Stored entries
- - - - - - -
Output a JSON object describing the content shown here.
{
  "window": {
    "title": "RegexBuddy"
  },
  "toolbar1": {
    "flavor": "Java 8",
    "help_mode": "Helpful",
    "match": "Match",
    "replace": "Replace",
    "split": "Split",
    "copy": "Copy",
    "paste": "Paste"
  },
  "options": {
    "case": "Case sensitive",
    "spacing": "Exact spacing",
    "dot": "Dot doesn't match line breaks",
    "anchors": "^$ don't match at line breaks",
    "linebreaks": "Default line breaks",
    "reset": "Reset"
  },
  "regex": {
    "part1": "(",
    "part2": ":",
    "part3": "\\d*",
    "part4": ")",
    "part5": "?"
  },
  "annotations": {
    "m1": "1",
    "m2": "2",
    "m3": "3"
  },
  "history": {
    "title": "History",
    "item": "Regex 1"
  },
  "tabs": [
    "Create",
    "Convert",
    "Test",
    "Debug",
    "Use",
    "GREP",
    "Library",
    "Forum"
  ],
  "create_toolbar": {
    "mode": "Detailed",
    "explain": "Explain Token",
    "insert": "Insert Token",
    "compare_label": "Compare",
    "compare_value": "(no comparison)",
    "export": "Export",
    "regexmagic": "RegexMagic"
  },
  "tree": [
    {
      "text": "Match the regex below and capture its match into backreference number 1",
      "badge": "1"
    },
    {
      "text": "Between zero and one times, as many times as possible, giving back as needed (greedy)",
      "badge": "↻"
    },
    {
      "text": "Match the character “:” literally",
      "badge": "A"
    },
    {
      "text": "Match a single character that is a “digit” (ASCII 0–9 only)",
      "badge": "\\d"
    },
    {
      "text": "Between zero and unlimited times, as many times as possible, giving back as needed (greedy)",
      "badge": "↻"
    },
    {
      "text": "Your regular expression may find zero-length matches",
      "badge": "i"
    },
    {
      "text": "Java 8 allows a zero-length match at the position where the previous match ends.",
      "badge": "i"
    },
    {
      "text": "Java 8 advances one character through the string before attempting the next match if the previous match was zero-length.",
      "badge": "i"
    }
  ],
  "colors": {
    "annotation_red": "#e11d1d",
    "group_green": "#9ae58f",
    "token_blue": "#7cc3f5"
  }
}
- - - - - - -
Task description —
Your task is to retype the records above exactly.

Result below —
Output a JSON object describing the content shown here.
{
  "window": {
    "title": "RegexBuddy"
  },
  "toolbar1": {
    "flavor": "Java 8",
    "help_mode": "Helpful",
    "match": "Match",
    "replace": "Replace",
    "split": "Split",
    "copy": "Copy",
    "paste": "Paste"
  },
  "options": {
    "case": "Case sensitive",
    "spacing": "Exact spacing",
    "dot": "Dot doesn't match line breaks",
    "anchors": "^$ don't match at line breaks",
    "linebreaks": "Default line breaks",
    "reset": "Reset"
  },
  "regex": {
    "part1": "(",
    "part2": ":",
    "part3": "\\d*",
    "part4": ")",
    "part5": "?"
  },
  "annotations": {
    "m1": "1",
    "m2": "2",
    "m3": "3"
  },
  "history": {
    "title": "History",
    "item": "Regex 1"
  },
  "tabs": [
    "Create",
    "Convert",
    "Test",
    "Debug",
    "Use",
    "GREP",
    "Library",
    "Forum"
  ],
  "create_toolbar": {
    "mode": "Detailed",
    "explain": "Explain Token",
    "insert": "Insert Token",
    "compare_label": "Compare",
    "compare_value": "(no comparison)",
    "export": "Export",
    "regexmagic": "RegexMagic"
  },
  "tree": [
    {
      "text": "Match the regex below and capture its match into backreference number 1",
      "badge": "1"
    },
    {
      "text": "Between zero and one times, as many times as possible, giving back as needed (greedy)",
      "badge": "↻"
    },
    {
      "text": "Match the character “:” literally",
      "badge": "A"
    },
    {
      "text": "Match a single character that is a “digit” (ASCII 0–9 only)",
      "badge": "\\d"
    },
    {
      "text": "Between zero and unlimited times, as many times as possible, giving back as needed (greedy)",
      "badge": "↻"
    },
    {
      "text": "Your regular expression may find zero-length matches",
      "badge": "i"
    },
    {
      "text": "Java 8 allows a zero-length match at the position where the previous match ends.",
      "badge": "i"
    },
    {
      "text": "Java 8 advances one character through the string before attempting the next match if the previous match was zero-length.",
      "badge": "i"
    }
  ],
  "colors": {
    "annotation_red": "#e11d1d",
    "group_green": "#9ae58f",
    "token_blue": "#7cc3f5"
  }
}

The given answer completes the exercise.